Capping Incentives, Capping Innovation, Courting Disaster: The Gulf Oil Spill and Arbitrary Limits on Civil Liability
Andrew F. Popper
American University, Washington College of Law
April 7, 2011
DePaul Law Review, Forthcoming
American University, WCL Research Paper No. 2011-08
Limiting liability by establishing an arbitrary cap on civil damages is bad public policy. Caps are antithetical to the interests of consumers and at odds with the national interest in creating incentives for better and safer products. Whether the caps are on non-economic loss, punitive damages, or set for specific activity, they undermine the civil justice system, deceiving juries and denying just and reasonable compensation for victims in a broad range of fields.

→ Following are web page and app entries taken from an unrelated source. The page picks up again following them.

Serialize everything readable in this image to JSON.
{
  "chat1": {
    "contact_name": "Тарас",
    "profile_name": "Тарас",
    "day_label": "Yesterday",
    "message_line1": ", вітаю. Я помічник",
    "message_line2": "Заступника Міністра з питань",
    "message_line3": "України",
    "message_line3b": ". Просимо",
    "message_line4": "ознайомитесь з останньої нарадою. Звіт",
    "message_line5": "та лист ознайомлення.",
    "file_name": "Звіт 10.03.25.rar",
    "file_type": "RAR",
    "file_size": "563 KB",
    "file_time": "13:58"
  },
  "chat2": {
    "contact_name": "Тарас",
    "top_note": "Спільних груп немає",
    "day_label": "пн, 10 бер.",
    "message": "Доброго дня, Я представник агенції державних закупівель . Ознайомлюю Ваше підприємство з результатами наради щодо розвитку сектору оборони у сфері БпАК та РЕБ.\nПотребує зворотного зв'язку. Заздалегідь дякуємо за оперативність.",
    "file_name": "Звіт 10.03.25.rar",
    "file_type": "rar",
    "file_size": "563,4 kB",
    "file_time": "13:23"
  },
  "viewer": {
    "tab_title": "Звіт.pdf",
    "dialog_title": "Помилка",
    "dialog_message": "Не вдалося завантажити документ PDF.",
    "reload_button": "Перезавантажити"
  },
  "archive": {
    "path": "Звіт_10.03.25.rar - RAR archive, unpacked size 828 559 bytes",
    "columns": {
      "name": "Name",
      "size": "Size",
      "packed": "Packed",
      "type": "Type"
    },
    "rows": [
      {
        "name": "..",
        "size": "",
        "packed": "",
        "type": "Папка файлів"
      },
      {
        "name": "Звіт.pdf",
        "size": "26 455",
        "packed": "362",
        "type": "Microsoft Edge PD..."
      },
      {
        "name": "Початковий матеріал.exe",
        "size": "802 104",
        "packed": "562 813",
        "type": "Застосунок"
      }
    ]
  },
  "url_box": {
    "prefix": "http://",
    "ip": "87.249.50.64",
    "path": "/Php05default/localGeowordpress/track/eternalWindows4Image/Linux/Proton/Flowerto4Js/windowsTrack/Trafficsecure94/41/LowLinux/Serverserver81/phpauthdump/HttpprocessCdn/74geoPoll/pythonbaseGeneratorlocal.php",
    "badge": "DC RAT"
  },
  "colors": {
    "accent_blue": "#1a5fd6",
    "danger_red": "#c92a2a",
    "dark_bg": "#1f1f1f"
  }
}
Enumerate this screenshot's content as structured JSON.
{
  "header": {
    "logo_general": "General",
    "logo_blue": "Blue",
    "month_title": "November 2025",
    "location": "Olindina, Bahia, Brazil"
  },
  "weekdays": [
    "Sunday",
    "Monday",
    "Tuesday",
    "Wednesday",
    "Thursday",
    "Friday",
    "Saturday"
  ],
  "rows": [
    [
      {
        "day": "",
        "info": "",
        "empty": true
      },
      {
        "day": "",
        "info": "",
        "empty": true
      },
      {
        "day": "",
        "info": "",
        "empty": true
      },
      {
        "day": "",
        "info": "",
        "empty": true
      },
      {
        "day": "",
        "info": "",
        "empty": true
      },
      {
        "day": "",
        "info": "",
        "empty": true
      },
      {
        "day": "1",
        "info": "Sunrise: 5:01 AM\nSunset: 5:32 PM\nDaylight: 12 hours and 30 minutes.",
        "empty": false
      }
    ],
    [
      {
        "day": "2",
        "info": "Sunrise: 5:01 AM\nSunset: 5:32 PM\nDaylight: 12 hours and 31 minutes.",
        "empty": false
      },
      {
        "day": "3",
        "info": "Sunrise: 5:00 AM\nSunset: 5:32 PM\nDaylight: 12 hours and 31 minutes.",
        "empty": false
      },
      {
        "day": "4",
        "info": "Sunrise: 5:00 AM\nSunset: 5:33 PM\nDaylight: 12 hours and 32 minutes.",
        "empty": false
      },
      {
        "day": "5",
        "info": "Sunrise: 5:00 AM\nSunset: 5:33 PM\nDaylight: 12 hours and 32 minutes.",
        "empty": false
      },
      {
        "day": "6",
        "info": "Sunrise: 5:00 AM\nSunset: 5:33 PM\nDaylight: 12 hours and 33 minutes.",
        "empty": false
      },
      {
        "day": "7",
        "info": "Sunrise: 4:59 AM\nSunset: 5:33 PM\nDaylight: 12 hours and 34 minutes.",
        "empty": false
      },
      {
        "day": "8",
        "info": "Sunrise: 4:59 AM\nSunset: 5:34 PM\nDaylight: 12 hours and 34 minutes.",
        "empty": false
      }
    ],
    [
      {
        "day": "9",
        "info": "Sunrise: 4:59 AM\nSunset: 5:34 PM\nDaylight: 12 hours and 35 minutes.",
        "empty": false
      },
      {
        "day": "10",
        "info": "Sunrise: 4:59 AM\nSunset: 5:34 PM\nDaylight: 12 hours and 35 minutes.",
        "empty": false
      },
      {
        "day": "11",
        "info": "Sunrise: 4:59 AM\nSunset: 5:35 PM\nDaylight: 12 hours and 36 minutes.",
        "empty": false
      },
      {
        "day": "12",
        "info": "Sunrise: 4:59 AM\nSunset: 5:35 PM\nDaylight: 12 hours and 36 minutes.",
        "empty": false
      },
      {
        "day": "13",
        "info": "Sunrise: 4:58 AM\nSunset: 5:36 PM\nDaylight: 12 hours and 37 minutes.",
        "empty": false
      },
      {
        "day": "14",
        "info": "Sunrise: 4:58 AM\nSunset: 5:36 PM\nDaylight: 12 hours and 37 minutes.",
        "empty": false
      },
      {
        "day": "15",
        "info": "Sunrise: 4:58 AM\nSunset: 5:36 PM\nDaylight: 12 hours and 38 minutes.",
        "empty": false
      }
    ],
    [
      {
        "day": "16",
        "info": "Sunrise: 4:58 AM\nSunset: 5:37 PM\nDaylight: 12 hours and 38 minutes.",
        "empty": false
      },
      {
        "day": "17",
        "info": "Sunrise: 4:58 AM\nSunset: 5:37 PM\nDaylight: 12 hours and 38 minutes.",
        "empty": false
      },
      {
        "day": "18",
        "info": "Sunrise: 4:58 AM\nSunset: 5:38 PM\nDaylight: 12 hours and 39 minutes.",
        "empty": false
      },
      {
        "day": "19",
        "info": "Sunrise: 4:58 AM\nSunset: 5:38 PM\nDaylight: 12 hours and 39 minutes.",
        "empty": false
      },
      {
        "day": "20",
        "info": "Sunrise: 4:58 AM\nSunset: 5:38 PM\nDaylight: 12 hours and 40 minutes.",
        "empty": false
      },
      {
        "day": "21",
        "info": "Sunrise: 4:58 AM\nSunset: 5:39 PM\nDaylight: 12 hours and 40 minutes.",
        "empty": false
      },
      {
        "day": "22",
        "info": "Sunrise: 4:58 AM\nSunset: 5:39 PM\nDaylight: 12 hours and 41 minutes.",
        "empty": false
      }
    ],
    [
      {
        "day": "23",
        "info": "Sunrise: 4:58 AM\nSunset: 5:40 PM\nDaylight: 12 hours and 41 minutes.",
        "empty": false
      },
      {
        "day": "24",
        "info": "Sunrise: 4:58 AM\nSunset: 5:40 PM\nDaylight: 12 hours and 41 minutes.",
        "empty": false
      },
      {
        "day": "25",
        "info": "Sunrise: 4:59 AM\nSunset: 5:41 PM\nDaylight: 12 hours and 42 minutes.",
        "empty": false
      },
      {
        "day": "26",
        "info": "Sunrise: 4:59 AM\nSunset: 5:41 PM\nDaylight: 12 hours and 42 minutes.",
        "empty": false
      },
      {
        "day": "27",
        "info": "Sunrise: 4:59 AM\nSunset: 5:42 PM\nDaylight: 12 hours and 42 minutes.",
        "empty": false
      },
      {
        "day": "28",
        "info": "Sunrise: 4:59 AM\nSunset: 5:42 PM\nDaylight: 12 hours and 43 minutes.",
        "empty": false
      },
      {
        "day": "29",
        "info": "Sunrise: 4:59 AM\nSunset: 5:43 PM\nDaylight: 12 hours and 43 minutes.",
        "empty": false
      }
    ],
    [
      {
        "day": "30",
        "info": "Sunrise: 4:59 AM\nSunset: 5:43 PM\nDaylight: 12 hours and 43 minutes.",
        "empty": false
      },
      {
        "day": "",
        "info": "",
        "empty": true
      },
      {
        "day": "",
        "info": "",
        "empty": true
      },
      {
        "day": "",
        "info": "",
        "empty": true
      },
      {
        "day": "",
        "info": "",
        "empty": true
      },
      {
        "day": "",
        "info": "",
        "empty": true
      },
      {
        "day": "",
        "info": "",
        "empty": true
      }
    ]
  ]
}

This Article postulates that capped liability on damages for offshore oil spills may well have been an instrumental factor contributing to the recent Deepwater Horizon catastrophe in the Gulf of Mexico. More broadly, it argues that caps on damages undermine the deterrent effect of tort liability and fail to achieve economically efficient and socially just results.
Keywords: caps, deterrence, non-economic loss, punitive damages, corrective justice
Date posted: April 9, 2011 ; Last revised: April 28, 2013